Military and federal security officials detailed in a joint Senate committee hearing the additional security breakdowns that led to the failure to quell the mob attack on Jan. 6. Maj. Gen. William J. Walker, the D.C. National Guard commander, said he did not receive approval to mobilize troops until more than three hours after he had requested it.
The delay he outlined was longer than previously known and came to light in the latest hearing by lawmakers investigating the attack.
Days before the riot, the Pentagon had removed General Walker’s authority to quickly deploy his troops, he testified. He said he was unable to move troops even from one traffic stop to another without permission from Ryan D. McCarthy, the Army secretary. Once General Walker had approval for deployment, the Guard arrived at the Capitol only minutes later, at 5:20 p.m., and helped re-establish the security perimeter on the east side of the building.

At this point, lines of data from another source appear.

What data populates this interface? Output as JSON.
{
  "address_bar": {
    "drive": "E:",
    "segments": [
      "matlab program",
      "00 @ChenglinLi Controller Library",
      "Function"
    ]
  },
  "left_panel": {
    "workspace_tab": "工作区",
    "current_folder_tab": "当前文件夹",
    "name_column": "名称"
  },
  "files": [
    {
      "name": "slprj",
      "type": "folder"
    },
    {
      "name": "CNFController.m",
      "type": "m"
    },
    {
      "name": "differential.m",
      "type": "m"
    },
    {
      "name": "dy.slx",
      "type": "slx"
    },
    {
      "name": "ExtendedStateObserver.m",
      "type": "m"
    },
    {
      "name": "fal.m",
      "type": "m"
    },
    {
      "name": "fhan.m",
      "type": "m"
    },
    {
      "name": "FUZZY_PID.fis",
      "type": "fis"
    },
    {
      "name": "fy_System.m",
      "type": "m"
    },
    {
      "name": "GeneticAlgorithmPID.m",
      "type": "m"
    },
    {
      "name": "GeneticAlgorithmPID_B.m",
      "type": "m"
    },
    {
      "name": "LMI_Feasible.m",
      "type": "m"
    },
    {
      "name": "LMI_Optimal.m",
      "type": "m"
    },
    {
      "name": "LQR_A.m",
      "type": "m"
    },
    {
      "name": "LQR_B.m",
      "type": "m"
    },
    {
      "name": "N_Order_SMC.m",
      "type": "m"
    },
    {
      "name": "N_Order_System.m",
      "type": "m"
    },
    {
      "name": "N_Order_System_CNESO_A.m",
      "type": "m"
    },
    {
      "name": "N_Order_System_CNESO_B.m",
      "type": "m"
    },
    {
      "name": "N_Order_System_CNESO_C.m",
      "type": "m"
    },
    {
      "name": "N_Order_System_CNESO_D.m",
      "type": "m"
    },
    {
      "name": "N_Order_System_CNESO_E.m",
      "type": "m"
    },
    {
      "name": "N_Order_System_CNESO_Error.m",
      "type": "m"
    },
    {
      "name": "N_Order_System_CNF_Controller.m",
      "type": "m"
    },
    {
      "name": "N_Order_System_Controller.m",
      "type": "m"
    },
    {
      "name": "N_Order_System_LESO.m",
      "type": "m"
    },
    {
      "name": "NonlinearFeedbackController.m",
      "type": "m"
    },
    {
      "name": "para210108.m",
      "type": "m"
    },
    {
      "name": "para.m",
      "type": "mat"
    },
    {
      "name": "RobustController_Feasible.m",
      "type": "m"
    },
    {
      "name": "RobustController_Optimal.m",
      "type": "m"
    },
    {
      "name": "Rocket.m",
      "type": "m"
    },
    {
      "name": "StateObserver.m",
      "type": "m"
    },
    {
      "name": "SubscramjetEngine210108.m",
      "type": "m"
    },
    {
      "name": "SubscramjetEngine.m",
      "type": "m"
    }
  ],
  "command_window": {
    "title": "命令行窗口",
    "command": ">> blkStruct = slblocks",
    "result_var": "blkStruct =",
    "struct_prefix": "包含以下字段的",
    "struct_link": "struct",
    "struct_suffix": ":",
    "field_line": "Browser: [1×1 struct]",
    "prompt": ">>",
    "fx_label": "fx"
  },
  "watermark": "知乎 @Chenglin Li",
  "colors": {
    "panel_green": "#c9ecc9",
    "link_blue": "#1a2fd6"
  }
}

injuries to nearly 140 police officers and left five people dead.
“That number could have made a difference,” General Walker said of the possibility of deploying his troops earlier.
“Seconds mattered,” he added. “Minutes mattered.”

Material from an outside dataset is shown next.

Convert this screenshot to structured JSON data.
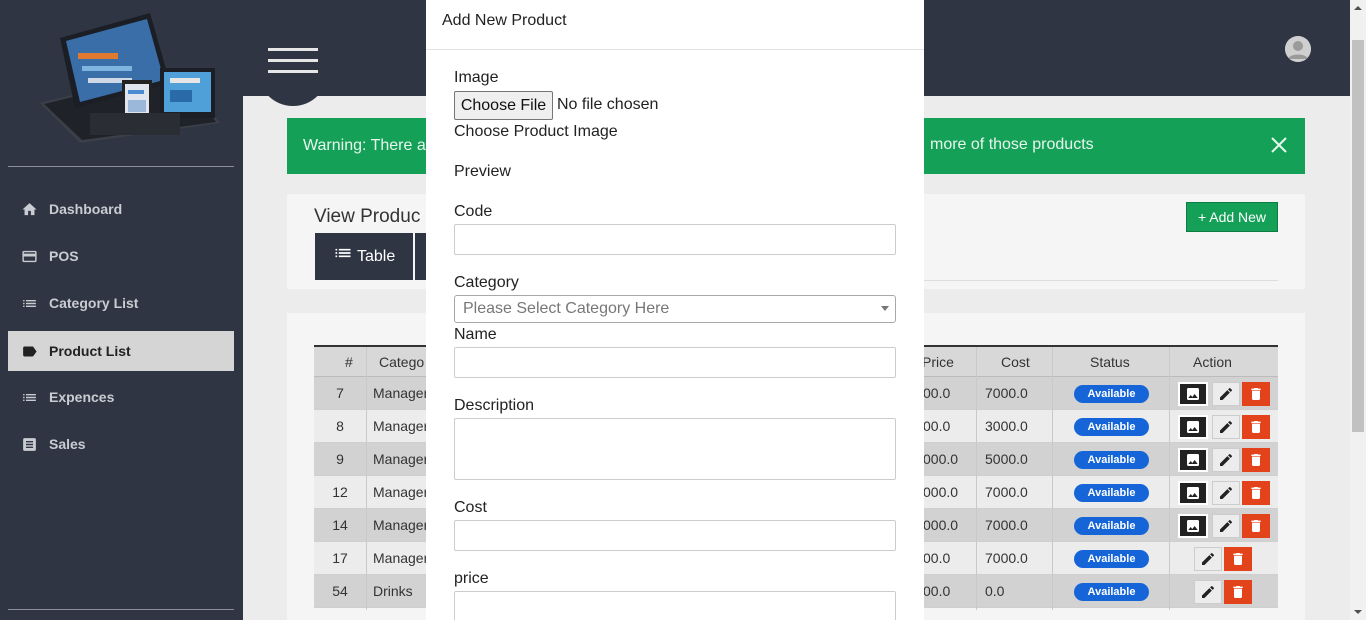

In response to questions from senators, General Walker said he believed that a double standard existed in the military decision-making, pointing out differences between the quick and aggressive tactics he was authorized to use during protests last spring and summer of police killings of Black men and the slower response to the violence of Trump supporters. He said military officials had expressed concerns about the optics of sending troops into the Capitol to subdue Americans.
“The Army senior leaders did not think it looked good” and did not think “it would be a good optic,” General Walker said. “The word I kept hearing was the ‘optics’ of it.”

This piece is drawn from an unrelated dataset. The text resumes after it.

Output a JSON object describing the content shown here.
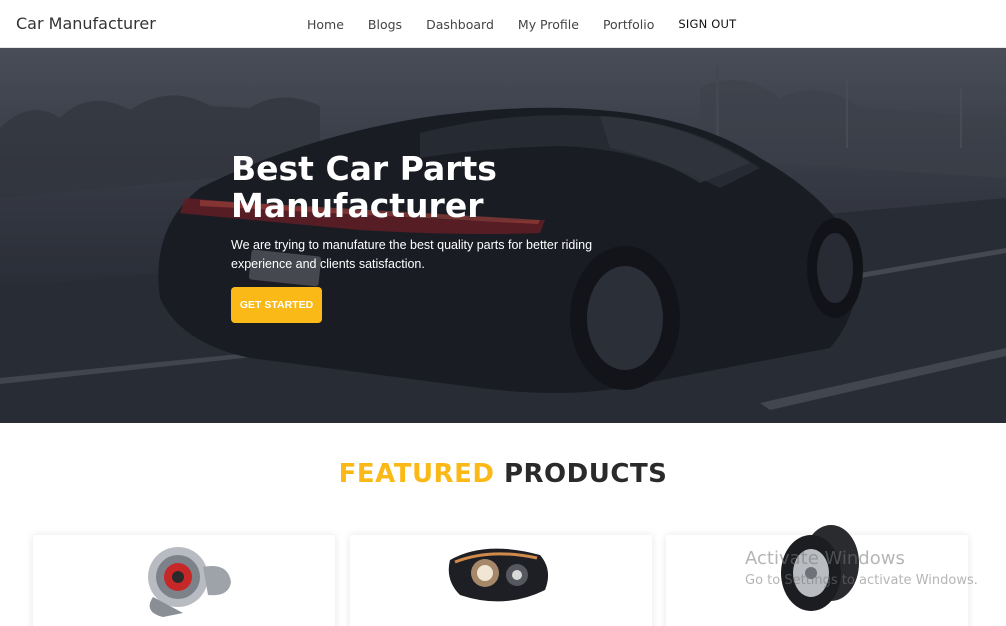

When asked whether a similar debate had played out last year, General Walker said no.
“It was never discussed the week of June,” he said. “It was never discussed July 4, when we were supporting the city. It was never discussed Aug. 28, when we supported the city.”
devolved into violence. He said he had received a “frantic call” at 1:49 p.m. from Steven A. Sund, then the chief of the Capitol Police, about half an hour before rioters breached the Capitol.
“Chief Sund, his voice cracking with emotion, indicated that there was a dire emergency at the Capitol,” General Walker testified. “He requested the immediate assistance of as many available National Guardsmen I could muster.”